We become outraged, and we demand justice for those who have lost their children, their parents, their siblings or spouses. In 1982, Chicago acted to stem the tide of gun-related violence when confronted with a disturbing rise in homicides. In fact, between 1980 and 2006, some 32,300 American died every year due to handgun violence, which is second only to car crashes in deaths by injury.I have wondered why we fail to feel that same sense of outrage when the culprit in a crime against innocents is not a gunman seeking cash, but a corporation seeking to improve its bottom line. Maybe the impacts of a company's misdeeds are of a scale so grand that it is difficult for us to imagine.
Every year, the toxic pollution that spews from the smokestacks of America's coal-fired power plants kills between 13,000 and 34,000 people, according to studies by the Clean Air Task Force and Harvard University. That staggering figure doesn't include the carbon pollution -- one third of all US emissions -- that is driving the planet into runaway climate change.
Conservation and a switch to renewable energy sources are the best hedges against rising oil prices.In other words, Americans can't continue using oil at current rates and expect to escape high prices. Over time, the development of alternative energy sources could go a long way toward reducing our dependence on oil. Right now, the best way to control oil prices is lowered demand, in the form of conservation; in the last couple of weeks, the used-car market for gas-thrifty vehicles has become hot again (though motorists will no doubt flock back to gas guzzlers as soon as prices drop). Corporations are only beginning to learn about the money they can save by reducing energy use in their buildings. In Washington, legislators should be talking about tax benefits for companies that permit telecommuting and flexible schedules that reduce car travel.
Instead, Republicans in Congress want to continue the extraordinary subsidies that oil companies enjoy. An effort by Senate Democrats to end many of those subsidies was blocked last week.
Lecturing Americans To 'Reread' Constitution, Herman Cain [Republican presidential candidate]Confuses It With Declaration of Independence
By Ian Millhiser
Published May 23 2011 on ThinkProgress.org
During GOP [Republican] presidential candidate Herman Cain’s campaign announcement on Saturday, the former pizza executive took a moment to lecture the country on its need to “reread the Constitution”:
CAIN: We don’t need to rewrite the Constitution of the United States of America, we need to reread the Constitution and enforce the Constitution. … And I know that there are some people that are not going to do that, so for the benefit of those who are not going to read it because they don’t want us to go by the Constitution, there’s a little section in there that talks about “life, liberty and the pursuit of happiness.”

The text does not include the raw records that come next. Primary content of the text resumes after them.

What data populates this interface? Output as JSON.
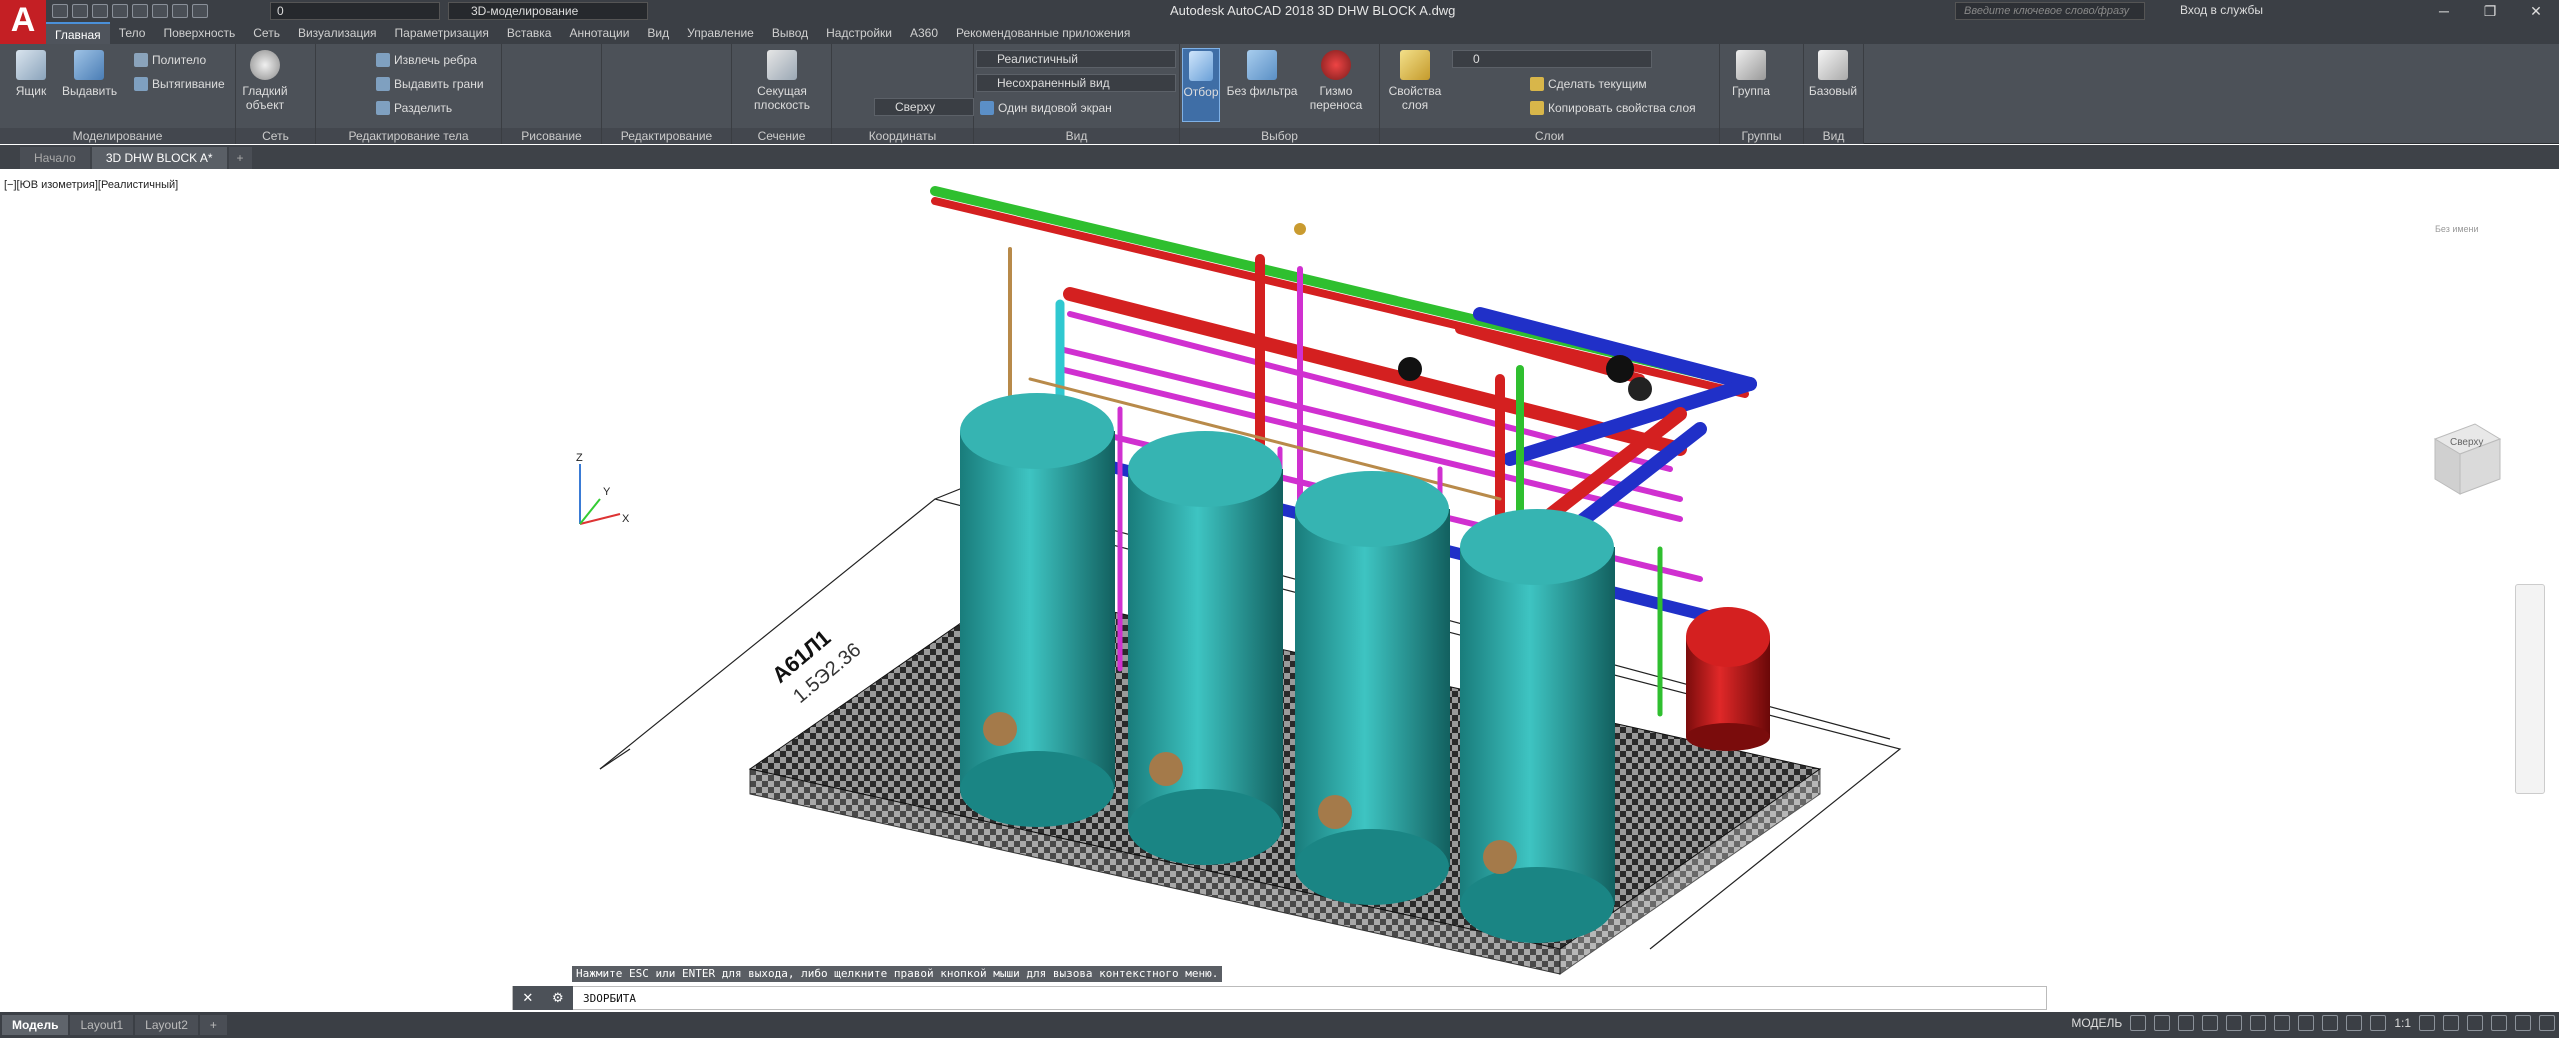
{
  "app": {
    "logo_letter": "A",
    "title": "Autodesk AutoCAD 2018    3D DHW BLOCK A.dwg",
    "layer_current": "0",
    "workspace": "3D-моделирование",
    "search_placeholder": "Введите ключевое слово/фразу",
    "sign_in": "Вход в службы"
  },
  "menu": [
    "Главная",
    "Тело",
    "Поверхность",
    "Сеть",
    "Визуализация",
    "Параметризация",
    "Вставка",
    "Аннотации",
    "Вид",
    "Управление",
    "Вывод",
    "Надстройки",
    "A360",
    "Рекомендованные приложения"
  ],
  "ribbon": {
    "modeling": {
      "title": "Моделирование",
      "box": "Ящик",
      "extrude": "Выдавить",
      "polysolid": "Политело",
      "presspull": "Вытягивание"
    },
    "mesh": {
      "title": "Сеть",
      "smooth": "Гладкий объект"
    },
    "solid_edit": {
      "title": "Редактирование тела",
      "extract": "Извлечь ребра",
      "extrude_faces": "Выдавить грани",
      "separate": "Разделить"
    },
    "draw": {
      "title": "Рисование"
    },
    "modify": {
      "title": "Редактирование"
    },
    "section": {
      "title": "Сечение",
      "plane": "Секущая плоскость"
    },
    "coords": {
      "title": "Координаты"
    },
    "view": {
      "title": "Вид",
      "visual_style": "Реалистичный",
      "named_view": "Несохраненный вид",
      "view_dir": "Сверху",
      "viewports": "Один видовой экран"
    },
    "selection": {
      "title": "Выбор",
      "culling": "Отбор",
      "nofilter": "Без фильтра",
      "gizmo": "Гизмо переноса"
    },
    "layers": {
      "title": "Слои",
      "props": "Свойства слоя",
      "layer_value": "0",
      "make_current": "Сделать текущим",
      "match": "Копировать свойства слоя"
    },
    "groups": {
      "title": "Группы",
      "group": "Группа"
    },
    "view2": {
      "title": "Вид",
      "base": "Базовый"
    }
  },
  "tabs": [
    "Начало",
    "3D DHW BLOCK A*"
  ],
  "viewport": {
    "label": "[−][ЮВ изометрия][Реалистичный]",
    "viewcube_face": "Сверху",
    "wcs_label": "Без имени",
    "annotation_1": "A61Л1",
    "annotation_2": "1.5Э2.36"
  },
  "command": {
    "history": "Нажмите ESC или ENTER для выхода, либо щелкните правой кнопкой мыши для вызова контекстного меню.",
    "current": "3DОРБИТА"
  },
  "status": {
    "layout_tabs": [
      "Модель",
      "Layout1",
      "Layout2"
    ],
    "model_label": "МОДЕЛЬ",
    "scale": "1:1"
  },
  "colors": {
    "tank": "#2aa6a4",
    "pipe_red": "#d42020",
    "pipe_blue": "#2030c8",
    "pipe_green": "#2fbf2f",
    "pipe_magenta": "#d030d0",
    "pipe_cyan": "#30c8d0",
    "expansion_vessel": "#c81818"
  }
}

You know, those ideals that we live by, we believe in, your parents believed in, they instilled in you. When you get to the part about “life, liberty and the pursuit of happiness,” don’t stop there, keep reading. Cause that’s when it says “when any form of government becomes destructive of those ideals, it is the right of the people to alter or abolish it.” We’ve got some altering and some abolishing to do!
Cain really should have taken his own advice, however, before he decided to lecture the entire country about the Constitution. The phrase “life, liberty and the pursuit of happiness” does not appear anywhere in the Constitution’s text. Nor does the Constitution include a phrase about the right of the people to alter or abolish a government that is destructive of their ideals. Both of those phrases appear in the Declaration of Independence, which, in case Mr. Cain is not aware, is actually an entirely different document than the Constitution — written over ten years earlier.